* **LISTED RECORDS**:
=== Section Start ===
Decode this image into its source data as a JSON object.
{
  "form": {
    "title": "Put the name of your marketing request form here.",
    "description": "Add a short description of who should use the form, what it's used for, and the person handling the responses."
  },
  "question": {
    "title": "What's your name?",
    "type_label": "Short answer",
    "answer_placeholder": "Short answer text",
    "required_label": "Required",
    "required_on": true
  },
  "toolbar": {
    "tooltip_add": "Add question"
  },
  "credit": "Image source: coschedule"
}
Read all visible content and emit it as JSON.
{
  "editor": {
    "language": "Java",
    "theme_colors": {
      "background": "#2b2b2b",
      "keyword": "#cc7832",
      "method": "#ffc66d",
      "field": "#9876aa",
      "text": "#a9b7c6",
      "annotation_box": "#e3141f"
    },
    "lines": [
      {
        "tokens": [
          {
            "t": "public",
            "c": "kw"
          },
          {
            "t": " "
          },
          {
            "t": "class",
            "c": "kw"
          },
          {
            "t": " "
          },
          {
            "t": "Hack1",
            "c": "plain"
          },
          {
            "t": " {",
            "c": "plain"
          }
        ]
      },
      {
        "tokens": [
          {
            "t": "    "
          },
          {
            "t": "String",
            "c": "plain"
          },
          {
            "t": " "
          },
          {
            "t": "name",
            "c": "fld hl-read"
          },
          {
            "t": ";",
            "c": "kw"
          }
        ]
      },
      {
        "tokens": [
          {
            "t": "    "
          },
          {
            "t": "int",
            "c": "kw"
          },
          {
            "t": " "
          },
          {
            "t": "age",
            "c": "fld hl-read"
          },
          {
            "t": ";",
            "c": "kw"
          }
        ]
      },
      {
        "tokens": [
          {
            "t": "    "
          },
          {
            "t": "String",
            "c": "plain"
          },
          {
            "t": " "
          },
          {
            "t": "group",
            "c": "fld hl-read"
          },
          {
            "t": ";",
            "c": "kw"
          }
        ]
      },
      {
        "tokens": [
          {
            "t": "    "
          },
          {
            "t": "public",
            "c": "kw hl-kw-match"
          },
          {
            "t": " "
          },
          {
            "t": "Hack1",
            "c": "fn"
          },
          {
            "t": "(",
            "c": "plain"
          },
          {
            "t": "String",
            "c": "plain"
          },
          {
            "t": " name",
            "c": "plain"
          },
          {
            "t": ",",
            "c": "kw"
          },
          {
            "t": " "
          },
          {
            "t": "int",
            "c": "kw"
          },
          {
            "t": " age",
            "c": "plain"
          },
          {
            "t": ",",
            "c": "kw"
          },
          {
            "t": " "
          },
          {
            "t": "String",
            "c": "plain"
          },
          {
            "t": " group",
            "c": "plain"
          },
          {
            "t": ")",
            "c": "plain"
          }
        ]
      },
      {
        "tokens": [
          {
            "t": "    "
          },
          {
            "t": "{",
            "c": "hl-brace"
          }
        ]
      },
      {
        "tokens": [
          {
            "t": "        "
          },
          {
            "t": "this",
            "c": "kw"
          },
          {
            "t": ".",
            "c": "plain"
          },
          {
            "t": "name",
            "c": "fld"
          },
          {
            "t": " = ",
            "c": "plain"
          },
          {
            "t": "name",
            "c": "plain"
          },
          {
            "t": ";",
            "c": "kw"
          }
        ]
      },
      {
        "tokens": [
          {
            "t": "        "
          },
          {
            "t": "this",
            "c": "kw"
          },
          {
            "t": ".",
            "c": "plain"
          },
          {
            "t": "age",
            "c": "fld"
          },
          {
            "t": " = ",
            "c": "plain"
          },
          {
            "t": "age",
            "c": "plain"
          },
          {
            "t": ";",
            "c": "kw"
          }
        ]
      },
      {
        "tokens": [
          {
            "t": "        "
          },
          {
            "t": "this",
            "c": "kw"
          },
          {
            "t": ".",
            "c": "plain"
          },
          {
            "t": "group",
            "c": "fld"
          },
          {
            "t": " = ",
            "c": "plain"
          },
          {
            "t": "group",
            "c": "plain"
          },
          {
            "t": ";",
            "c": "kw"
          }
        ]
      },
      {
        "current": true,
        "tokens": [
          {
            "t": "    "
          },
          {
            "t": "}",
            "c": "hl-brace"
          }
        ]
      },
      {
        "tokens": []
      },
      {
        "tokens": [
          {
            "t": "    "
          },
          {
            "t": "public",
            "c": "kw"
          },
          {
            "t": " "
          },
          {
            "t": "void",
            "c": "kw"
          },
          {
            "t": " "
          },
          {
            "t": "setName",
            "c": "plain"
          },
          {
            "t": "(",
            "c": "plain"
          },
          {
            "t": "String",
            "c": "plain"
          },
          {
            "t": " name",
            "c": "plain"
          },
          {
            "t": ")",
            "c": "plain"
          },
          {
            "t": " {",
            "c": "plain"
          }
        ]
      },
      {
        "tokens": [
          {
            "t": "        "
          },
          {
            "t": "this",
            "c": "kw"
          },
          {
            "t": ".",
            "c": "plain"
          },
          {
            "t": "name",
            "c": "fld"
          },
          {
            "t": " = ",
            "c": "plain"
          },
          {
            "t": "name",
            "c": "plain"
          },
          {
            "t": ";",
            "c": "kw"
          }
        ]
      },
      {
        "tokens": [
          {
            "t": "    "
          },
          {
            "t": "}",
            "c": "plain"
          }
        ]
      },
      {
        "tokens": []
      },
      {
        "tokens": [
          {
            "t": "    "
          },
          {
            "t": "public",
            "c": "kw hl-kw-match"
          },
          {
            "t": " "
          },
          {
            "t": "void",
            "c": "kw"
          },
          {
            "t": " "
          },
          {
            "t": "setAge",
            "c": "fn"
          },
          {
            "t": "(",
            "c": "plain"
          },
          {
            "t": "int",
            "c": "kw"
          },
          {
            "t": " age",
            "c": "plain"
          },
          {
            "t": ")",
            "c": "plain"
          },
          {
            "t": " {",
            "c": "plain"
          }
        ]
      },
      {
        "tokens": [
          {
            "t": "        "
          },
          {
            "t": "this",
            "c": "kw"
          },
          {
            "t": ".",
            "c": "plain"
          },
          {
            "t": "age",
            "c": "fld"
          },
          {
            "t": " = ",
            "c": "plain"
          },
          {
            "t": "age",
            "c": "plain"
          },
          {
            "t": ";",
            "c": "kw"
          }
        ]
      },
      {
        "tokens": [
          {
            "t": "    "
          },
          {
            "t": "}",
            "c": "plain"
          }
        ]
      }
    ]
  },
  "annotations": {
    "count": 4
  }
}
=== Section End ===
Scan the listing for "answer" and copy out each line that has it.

    "type_label": "Short answer",
    "answer_placeholder": "Short answer text",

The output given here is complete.